On Halloween, a U.S. Border Patrol employee — either an agent or an Office of Field Operations worker — chose to greet tiny trick-or-treaters, ghosts and goblins with a chilling red,-white and blue sign.
It’s sad to see this in my town.
Presidio resident Alex Licon
The candy at his door was for “only American families,” the sign read.
He hasn’t commented, but the local Border Patrol public affairs officer did.
Spokesman Bill Brooks said the employee’s sign, posted on government property in newly built federal employee housing, “does not reflect the opinion of this agency. We respect all people regardless of their culture, nationality or origin.”
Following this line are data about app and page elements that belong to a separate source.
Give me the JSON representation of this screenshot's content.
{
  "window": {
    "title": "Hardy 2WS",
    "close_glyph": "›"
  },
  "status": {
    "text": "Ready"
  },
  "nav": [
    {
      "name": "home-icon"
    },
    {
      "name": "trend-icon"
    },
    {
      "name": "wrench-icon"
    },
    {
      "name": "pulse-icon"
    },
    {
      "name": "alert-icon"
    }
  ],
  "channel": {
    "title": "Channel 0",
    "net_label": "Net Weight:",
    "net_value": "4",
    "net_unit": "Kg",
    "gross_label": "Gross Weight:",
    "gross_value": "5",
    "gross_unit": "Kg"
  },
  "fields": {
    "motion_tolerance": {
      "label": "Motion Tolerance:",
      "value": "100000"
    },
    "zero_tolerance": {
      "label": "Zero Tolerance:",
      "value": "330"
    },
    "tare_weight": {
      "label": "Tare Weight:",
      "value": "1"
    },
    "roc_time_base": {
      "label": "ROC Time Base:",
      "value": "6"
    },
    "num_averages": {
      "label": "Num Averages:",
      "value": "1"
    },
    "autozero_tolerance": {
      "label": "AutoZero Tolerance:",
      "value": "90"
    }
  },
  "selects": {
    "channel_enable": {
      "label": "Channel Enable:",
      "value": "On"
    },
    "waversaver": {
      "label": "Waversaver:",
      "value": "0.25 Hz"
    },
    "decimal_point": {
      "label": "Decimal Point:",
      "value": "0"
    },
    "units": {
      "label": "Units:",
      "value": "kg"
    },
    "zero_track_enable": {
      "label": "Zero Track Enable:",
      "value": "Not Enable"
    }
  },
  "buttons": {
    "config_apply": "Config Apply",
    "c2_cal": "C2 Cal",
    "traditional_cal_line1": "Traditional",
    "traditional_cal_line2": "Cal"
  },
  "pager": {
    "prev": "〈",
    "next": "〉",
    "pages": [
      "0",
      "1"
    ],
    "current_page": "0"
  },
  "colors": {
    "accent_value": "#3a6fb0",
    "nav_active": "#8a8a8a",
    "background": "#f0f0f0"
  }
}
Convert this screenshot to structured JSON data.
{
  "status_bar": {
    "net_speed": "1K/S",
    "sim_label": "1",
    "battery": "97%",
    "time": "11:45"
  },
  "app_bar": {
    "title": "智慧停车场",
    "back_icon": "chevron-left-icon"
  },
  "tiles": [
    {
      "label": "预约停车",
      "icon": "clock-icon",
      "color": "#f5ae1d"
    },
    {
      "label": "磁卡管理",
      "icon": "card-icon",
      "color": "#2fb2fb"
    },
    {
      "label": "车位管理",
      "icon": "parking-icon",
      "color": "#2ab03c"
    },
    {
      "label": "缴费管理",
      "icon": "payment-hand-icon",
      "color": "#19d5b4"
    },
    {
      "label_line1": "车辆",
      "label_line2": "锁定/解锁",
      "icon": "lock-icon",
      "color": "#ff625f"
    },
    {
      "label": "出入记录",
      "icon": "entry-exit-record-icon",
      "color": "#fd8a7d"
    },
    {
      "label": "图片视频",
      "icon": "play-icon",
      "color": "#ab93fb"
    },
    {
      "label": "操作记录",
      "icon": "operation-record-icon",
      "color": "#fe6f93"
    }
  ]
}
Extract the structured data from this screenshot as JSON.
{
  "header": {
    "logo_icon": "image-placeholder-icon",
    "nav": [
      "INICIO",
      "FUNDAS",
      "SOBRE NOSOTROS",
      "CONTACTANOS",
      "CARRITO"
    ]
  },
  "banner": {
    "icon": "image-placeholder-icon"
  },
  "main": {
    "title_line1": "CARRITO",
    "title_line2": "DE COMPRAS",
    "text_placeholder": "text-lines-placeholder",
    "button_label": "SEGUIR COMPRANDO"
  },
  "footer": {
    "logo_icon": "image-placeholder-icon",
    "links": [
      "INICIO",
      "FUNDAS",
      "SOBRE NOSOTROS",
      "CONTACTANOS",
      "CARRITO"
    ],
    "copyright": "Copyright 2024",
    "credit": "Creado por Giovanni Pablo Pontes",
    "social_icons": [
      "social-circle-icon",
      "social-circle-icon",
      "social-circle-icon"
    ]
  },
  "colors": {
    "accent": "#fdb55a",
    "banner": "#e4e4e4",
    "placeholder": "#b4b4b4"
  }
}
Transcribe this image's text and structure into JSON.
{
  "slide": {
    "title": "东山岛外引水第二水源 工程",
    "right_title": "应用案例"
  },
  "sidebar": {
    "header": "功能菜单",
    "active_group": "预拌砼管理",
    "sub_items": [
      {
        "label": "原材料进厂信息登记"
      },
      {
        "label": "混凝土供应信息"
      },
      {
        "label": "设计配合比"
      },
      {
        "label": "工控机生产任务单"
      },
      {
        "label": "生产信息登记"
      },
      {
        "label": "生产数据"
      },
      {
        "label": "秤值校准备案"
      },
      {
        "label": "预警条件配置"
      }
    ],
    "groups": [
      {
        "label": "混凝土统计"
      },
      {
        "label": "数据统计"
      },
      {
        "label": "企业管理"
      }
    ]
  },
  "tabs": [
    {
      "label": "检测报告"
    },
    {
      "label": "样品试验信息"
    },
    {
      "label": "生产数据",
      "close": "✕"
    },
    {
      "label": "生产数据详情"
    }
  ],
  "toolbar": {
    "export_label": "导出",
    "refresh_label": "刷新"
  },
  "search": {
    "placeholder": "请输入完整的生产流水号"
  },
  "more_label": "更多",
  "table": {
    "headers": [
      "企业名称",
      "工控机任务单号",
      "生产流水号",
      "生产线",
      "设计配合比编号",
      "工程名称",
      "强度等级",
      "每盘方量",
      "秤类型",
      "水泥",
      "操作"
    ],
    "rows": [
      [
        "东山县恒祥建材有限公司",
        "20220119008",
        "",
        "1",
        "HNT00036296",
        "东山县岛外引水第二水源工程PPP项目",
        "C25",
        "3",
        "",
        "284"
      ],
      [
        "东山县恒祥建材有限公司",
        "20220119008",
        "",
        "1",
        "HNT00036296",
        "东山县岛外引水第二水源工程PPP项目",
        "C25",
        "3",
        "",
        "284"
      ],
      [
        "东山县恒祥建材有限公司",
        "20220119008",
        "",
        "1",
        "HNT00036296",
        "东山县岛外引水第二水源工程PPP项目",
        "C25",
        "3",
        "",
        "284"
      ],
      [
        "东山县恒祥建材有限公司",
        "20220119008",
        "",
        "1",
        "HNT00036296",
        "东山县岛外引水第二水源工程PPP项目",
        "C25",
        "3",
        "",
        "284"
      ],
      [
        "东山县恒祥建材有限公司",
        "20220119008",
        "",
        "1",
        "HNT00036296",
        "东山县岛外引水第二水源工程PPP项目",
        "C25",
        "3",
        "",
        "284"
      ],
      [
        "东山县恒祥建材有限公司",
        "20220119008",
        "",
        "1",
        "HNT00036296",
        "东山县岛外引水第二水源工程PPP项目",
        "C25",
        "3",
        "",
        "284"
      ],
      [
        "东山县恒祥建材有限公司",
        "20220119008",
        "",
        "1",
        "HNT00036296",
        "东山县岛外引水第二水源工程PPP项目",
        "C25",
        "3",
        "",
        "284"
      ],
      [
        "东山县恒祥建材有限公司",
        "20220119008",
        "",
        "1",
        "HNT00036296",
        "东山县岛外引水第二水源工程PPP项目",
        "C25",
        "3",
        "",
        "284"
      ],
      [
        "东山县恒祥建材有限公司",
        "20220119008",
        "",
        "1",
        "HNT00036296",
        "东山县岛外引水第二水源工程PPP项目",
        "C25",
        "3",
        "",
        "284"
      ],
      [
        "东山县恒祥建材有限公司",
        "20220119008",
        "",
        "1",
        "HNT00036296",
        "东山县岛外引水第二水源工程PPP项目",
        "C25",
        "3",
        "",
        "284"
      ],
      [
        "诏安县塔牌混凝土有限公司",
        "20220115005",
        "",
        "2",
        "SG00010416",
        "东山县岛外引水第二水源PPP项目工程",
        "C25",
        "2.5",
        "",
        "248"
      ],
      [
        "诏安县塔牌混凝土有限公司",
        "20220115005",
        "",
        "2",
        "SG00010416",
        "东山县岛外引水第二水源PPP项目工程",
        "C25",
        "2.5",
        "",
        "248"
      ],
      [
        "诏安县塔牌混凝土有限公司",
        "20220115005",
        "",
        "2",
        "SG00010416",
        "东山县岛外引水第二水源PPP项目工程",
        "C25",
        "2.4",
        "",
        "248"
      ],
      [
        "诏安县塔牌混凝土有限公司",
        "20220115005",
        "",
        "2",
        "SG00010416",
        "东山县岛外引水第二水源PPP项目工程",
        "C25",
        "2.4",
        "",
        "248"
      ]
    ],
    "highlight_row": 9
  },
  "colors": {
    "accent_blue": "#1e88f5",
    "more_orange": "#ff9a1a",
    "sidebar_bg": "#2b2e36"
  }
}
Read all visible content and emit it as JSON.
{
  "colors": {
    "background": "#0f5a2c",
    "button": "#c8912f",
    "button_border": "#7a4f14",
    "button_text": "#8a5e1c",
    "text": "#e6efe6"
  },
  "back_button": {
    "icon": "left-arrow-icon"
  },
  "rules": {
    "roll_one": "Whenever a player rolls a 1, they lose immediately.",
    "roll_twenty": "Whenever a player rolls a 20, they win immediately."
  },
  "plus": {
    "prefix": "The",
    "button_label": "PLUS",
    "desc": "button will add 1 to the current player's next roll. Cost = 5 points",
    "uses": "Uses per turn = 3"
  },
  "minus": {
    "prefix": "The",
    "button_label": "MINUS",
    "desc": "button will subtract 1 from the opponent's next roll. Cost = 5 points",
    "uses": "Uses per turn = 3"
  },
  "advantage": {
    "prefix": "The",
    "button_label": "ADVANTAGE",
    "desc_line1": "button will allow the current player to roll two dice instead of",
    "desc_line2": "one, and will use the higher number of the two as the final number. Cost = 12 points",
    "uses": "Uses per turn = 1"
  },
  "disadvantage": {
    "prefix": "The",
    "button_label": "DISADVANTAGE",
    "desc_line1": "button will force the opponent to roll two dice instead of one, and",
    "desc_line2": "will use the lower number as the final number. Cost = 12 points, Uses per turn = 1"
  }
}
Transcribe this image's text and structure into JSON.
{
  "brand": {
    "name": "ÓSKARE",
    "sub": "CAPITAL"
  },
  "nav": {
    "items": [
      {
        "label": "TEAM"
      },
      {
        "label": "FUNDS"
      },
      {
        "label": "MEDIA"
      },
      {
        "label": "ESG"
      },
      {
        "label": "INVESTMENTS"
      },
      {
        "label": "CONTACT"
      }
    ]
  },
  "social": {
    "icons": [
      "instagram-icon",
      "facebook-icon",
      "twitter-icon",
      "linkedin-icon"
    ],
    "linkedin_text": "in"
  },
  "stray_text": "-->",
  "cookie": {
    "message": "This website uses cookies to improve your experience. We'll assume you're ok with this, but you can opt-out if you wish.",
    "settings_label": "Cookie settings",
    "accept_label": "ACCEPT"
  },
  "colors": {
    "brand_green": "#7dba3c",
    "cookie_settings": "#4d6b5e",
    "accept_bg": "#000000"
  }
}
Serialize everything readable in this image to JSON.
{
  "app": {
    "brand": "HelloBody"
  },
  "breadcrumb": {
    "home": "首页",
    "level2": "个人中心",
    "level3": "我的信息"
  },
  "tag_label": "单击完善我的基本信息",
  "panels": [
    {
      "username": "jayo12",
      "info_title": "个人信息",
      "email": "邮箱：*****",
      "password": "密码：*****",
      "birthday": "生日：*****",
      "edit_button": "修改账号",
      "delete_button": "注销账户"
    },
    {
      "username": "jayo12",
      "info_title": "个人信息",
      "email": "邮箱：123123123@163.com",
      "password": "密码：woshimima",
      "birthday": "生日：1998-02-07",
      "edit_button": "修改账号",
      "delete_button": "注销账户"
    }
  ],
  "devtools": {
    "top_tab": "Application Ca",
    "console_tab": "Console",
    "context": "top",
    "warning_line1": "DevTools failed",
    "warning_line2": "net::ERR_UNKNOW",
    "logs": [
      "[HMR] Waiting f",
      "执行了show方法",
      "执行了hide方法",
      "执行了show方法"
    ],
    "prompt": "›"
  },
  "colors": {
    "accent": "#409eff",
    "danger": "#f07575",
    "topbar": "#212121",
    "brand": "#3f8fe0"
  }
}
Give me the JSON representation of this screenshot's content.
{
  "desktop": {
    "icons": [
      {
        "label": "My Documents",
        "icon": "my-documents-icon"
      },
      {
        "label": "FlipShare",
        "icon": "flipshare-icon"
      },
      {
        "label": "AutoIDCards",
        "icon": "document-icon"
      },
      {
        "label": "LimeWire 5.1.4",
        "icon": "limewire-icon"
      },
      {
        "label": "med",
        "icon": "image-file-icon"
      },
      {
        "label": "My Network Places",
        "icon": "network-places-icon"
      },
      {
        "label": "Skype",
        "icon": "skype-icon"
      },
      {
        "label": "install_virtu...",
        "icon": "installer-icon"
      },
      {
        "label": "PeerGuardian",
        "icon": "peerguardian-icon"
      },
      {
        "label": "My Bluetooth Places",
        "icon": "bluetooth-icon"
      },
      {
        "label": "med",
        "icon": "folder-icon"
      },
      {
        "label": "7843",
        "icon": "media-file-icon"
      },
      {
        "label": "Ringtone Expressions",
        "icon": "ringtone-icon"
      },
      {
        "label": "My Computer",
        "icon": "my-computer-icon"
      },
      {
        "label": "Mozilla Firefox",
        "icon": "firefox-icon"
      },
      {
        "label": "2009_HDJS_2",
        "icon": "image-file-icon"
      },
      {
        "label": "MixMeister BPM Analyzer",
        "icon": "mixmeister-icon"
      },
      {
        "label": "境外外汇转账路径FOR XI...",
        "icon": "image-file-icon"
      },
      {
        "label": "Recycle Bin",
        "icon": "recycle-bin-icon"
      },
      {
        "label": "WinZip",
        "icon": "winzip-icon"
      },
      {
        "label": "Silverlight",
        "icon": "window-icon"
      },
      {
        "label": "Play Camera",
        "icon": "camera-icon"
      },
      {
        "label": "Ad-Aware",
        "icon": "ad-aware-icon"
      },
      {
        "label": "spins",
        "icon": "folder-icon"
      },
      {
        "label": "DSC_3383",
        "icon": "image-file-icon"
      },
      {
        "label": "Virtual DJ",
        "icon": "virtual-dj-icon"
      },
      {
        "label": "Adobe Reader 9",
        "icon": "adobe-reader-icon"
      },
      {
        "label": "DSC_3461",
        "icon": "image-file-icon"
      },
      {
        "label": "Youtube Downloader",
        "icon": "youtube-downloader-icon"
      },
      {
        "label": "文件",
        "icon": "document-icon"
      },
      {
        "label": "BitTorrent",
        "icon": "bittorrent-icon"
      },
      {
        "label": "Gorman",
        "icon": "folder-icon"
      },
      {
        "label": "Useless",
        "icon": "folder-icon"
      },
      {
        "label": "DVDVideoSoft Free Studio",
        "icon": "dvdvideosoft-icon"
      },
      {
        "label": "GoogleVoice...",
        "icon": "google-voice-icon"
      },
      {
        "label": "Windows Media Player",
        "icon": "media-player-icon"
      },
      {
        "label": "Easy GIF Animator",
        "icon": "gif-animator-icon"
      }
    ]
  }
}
A woman who identified herself as a guest at an adjacent home told El Diario de El Paso that the employee was even asking children, “Are you a U.S. citizen?”
She posted a Facebook photo late on Halloween showing small children, one in a clown costume and skull mask, walking past the sign carrying plastic pumpkins for candy. Other agents were upset, she said.
Alex Licon of Presidio forwarded a different photo of the sign to a Midland-Odessa TV station.
“Presidio is a small border town and 99 percent of the population is Hispanic, so this is something I have never seen,” he wrote in an online message.
96 percentage of school-age children in Presidio who are Hispanic.
(Actually, Presidio is 94 percent Hispanic. The school-age population is 96 percent Hispanic.)
“It’s sad to see this in my town,” he wrote.
After El Paso and Midland-Odessa reporters picked up on the story, Presidio Mayor John Ferguson reacted by midday Sunday.
Halloween, he wrote on Facebook, is “always a fun day … we share it with any kids from Mexico.”
“ … I always cherish being able to experience the many festive occasions in our sister city of Ojinaga. … No one has ever told me I couldn't be a part of the celebration on these days in Mexico because I am a U.S. citizen,” he wrote
Ojinaga, Chihuahua, is the larger of the twin border cities, but the combined total population is only about 30,000.
Ferguson wrote that everyone in Presidio should “treat visitors with open hearts and open arms, as we would hope they would do the same for us.”
I guess he’s not planning to run for higher office.